[Data records for software interfaces]
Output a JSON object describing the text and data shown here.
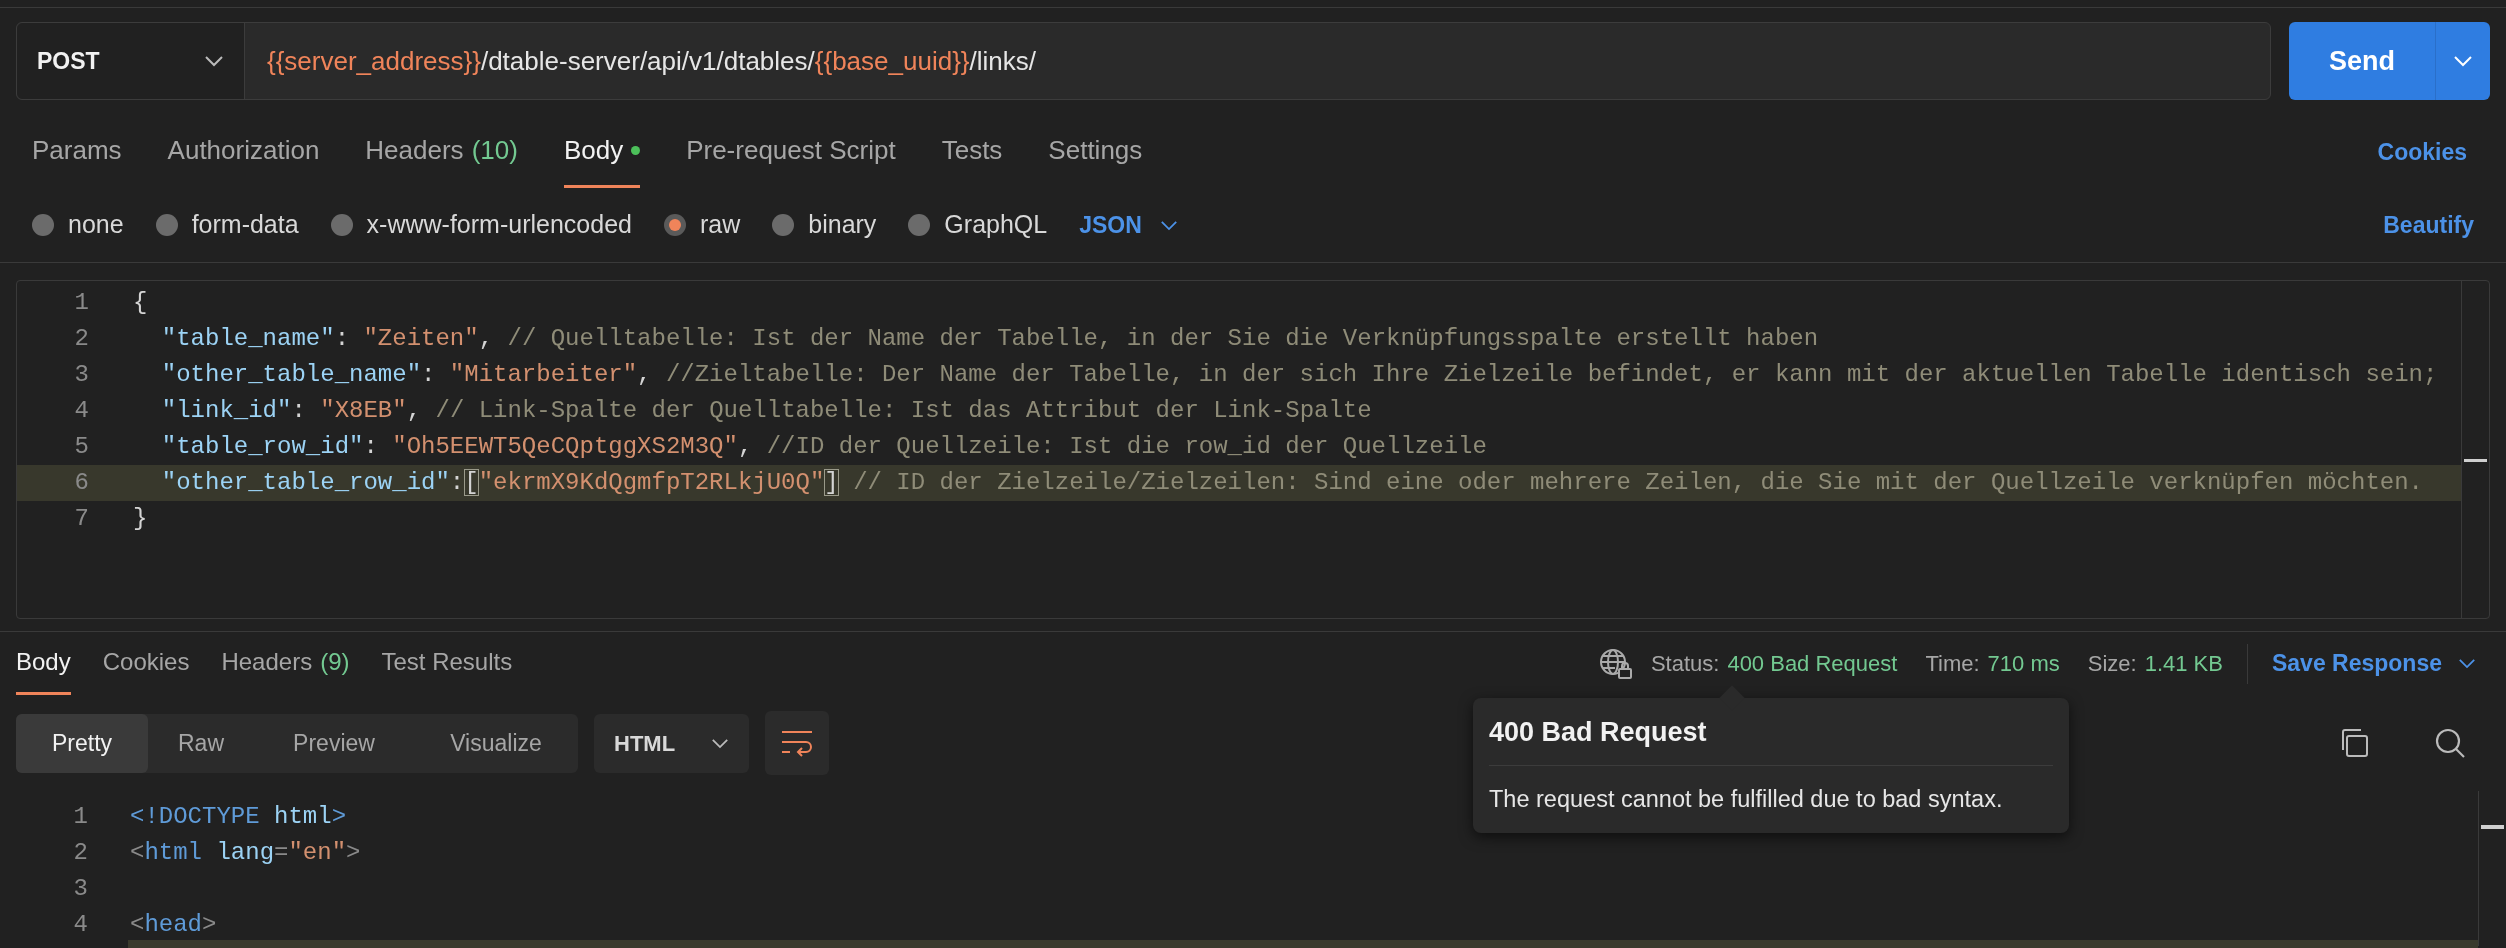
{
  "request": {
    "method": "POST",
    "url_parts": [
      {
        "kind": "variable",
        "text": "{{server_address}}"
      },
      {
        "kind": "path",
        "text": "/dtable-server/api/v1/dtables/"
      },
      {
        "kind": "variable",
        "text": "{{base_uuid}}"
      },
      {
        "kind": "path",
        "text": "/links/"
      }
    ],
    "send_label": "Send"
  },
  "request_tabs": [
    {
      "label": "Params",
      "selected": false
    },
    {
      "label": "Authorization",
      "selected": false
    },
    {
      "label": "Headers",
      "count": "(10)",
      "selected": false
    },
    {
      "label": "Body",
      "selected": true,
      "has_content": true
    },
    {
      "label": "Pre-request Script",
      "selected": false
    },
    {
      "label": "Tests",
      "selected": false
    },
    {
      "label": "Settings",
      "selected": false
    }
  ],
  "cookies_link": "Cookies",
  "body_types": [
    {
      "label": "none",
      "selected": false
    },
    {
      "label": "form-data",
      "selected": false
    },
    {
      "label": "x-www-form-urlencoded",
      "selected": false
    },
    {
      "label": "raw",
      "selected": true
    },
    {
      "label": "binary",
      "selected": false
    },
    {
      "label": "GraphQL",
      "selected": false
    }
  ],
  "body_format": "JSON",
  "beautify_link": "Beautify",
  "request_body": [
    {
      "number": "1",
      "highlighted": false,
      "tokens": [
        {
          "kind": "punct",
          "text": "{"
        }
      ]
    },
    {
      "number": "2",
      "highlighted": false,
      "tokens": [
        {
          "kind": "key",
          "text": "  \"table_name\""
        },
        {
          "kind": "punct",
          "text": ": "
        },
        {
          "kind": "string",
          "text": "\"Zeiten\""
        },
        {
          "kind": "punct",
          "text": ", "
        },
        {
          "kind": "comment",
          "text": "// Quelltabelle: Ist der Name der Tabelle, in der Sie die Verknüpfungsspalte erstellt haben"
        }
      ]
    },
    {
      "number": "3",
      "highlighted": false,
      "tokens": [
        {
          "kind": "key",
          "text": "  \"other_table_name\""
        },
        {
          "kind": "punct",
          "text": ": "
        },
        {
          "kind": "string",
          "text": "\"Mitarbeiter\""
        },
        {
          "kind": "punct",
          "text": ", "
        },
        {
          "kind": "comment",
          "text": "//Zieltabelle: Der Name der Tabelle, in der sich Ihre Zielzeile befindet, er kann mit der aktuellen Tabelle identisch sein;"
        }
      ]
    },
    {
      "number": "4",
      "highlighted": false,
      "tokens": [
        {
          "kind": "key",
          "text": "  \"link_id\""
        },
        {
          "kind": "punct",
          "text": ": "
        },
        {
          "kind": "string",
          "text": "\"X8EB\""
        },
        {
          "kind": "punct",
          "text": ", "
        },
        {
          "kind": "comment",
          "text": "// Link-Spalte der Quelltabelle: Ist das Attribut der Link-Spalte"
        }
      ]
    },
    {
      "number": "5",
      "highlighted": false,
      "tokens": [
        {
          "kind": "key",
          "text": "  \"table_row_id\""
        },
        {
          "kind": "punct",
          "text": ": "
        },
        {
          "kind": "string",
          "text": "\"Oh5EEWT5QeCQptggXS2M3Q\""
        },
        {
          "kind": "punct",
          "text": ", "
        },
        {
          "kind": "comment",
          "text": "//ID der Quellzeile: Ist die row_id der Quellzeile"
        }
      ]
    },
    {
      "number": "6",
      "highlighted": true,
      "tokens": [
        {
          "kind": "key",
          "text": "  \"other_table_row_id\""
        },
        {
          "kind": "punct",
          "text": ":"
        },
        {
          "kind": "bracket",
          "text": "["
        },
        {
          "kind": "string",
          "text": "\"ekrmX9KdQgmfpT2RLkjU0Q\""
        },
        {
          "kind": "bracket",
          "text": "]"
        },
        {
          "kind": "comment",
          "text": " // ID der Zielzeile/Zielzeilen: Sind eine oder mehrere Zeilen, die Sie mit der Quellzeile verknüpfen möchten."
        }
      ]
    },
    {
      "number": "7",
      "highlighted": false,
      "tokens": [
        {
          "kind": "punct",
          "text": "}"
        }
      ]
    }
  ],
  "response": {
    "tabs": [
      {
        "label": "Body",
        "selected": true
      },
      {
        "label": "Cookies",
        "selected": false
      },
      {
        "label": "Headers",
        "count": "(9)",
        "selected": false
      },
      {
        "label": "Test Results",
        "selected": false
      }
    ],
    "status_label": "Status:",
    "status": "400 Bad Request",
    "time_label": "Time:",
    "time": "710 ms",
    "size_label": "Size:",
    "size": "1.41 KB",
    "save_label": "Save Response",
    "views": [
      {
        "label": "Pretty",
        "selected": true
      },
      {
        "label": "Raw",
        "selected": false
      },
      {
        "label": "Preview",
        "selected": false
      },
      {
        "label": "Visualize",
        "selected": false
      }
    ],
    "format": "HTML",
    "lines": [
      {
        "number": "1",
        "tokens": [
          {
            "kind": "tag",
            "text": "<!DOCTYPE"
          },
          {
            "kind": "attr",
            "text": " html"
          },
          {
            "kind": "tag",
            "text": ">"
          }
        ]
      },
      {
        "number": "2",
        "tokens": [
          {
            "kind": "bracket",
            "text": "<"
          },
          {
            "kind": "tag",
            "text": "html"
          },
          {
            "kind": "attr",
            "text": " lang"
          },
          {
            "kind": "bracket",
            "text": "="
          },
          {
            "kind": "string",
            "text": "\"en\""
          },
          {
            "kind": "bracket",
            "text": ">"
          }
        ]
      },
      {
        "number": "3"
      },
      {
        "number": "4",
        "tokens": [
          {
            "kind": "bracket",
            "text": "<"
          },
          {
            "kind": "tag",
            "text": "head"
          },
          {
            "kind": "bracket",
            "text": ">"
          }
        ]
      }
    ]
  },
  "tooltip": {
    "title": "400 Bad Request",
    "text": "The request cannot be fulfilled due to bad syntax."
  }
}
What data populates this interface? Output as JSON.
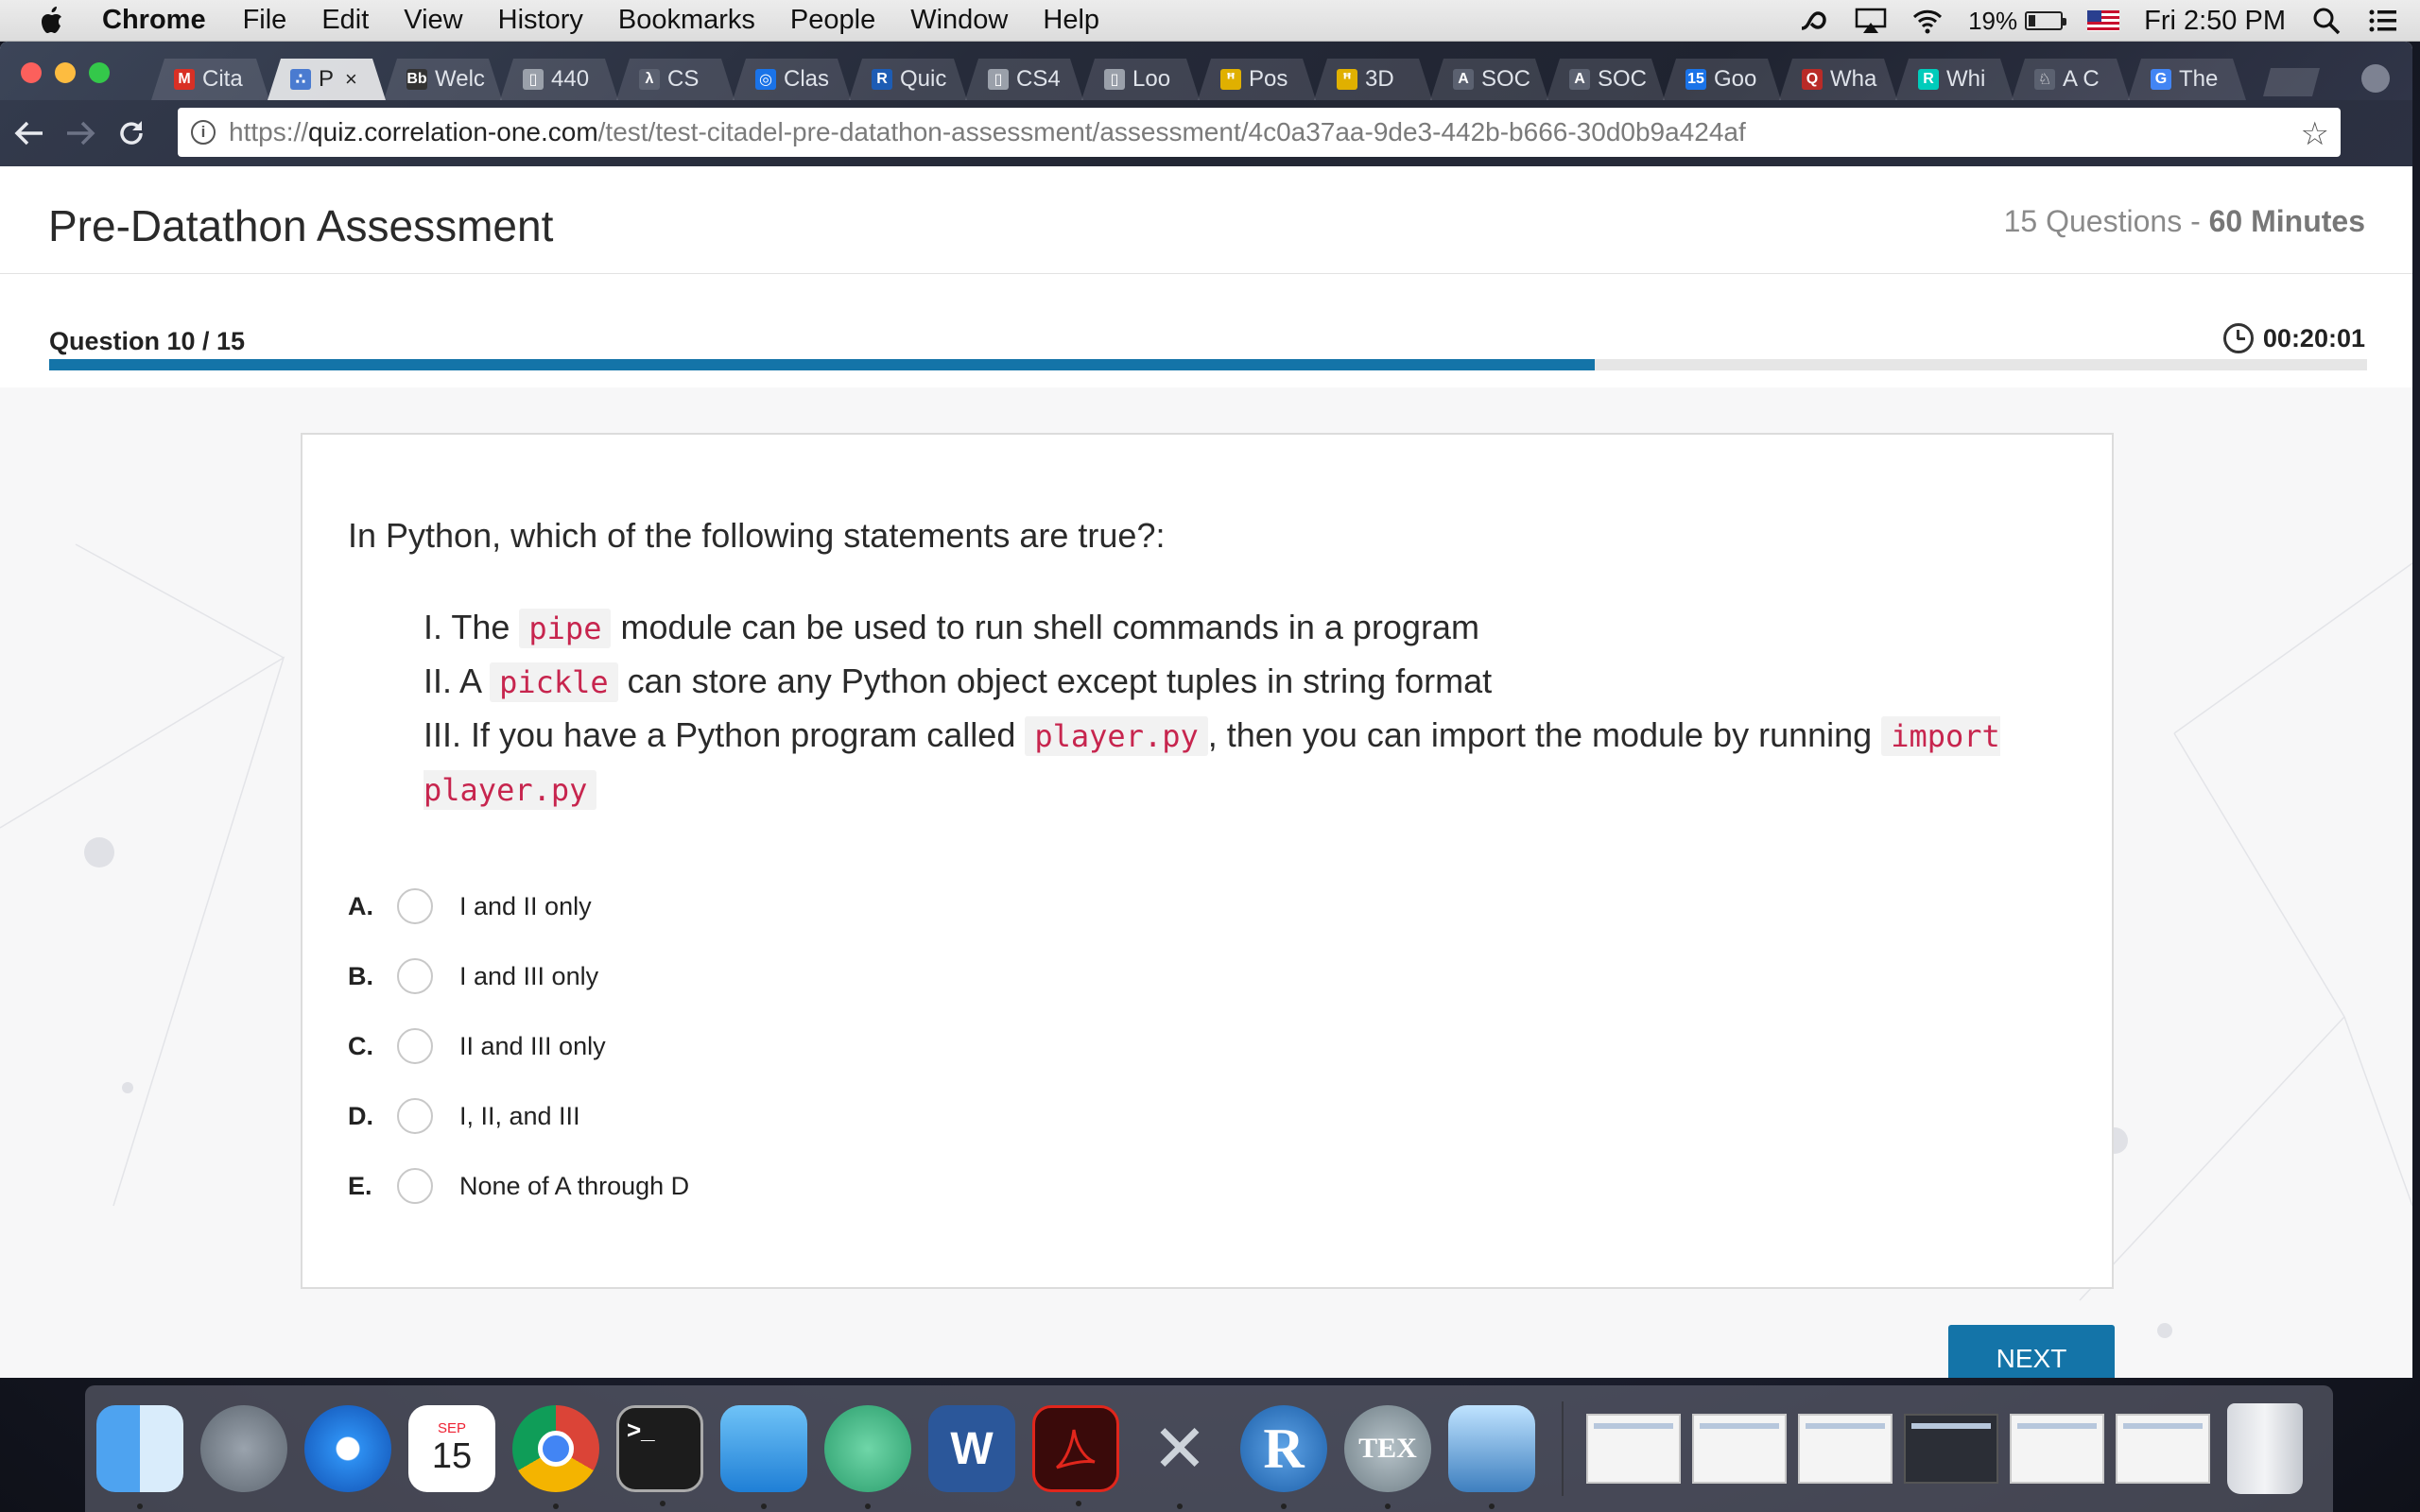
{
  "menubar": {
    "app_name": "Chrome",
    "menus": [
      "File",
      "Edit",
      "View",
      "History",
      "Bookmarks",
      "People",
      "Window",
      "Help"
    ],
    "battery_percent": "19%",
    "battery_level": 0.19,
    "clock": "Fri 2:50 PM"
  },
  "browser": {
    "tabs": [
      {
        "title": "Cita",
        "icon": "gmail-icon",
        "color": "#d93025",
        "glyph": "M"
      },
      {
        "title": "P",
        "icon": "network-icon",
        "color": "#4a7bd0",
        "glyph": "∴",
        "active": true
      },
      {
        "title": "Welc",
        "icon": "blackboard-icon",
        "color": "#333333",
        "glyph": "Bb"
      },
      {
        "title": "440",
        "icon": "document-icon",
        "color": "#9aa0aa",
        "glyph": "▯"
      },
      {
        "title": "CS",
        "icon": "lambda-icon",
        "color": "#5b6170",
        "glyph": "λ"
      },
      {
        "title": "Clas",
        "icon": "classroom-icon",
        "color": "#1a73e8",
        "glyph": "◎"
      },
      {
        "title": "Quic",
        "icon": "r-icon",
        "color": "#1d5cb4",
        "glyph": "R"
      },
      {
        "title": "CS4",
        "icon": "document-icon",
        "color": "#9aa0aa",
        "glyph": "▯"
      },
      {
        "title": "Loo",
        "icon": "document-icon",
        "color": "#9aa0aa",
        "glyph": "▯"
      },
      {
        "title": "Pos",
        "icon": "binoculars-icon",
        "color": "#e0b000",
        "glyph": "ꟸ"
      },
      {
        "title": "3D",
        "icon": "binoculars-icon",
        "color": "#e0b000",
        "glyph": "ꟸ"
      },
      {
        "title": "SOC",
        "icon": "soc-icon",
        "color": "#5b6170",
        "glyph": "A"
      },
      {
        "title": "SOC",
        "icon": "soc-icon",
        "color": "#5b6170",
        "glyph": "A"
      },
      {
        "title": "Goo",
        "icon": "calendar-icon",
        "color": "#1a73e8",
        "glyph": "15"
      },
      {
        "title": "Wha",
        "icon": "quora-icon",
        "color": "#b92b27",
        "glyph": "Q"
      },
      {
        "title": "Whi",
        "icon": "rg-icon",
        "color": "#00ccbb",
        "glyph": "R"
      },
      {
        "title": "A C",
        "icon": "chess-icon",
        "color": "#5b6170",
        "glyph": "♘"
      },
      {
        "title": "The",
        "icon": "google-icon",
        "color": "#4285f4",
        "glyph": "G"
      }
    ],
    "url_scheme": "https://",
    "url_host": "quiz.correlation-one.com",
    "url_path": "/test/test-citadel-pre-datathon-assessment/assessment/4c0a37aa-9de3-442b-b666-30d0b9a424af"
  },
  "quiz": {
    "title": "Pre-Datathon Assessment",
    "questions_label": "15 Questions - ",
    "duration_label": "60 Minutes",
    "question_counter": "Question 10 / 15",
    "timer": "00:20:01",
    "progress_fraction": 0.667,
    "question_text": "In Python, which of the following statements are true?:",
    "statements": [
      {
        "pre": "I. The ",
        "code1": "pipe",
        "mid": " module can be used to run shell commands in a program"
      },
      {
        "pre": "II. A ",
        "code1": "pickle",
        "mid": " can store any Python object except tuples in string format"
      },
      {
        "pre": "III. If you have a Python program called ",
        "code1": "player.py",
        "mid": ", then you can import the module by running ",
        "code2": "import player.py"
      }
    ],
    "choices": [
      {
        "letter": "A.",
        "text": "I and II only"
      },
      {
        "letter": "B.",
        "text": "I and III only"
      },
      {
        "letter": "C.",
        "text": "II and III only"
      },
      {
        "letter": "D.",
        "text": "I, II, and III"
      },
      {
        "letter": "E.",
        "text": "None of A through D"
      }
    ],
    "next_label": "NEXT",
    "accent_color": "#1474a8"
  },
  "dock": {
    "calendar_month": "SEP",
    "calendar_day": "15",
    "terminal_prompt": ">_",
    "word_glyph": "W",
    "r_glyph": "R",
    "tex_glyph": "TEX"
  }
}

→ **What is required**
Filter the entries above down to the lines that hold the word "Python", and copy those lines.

→ **Task answer**
    "question_text": "In Python, which of the following statements are true?:",
        "mid": " can store any Python object except tuples in string format"
        "pre": "III. If you have a Python program called ",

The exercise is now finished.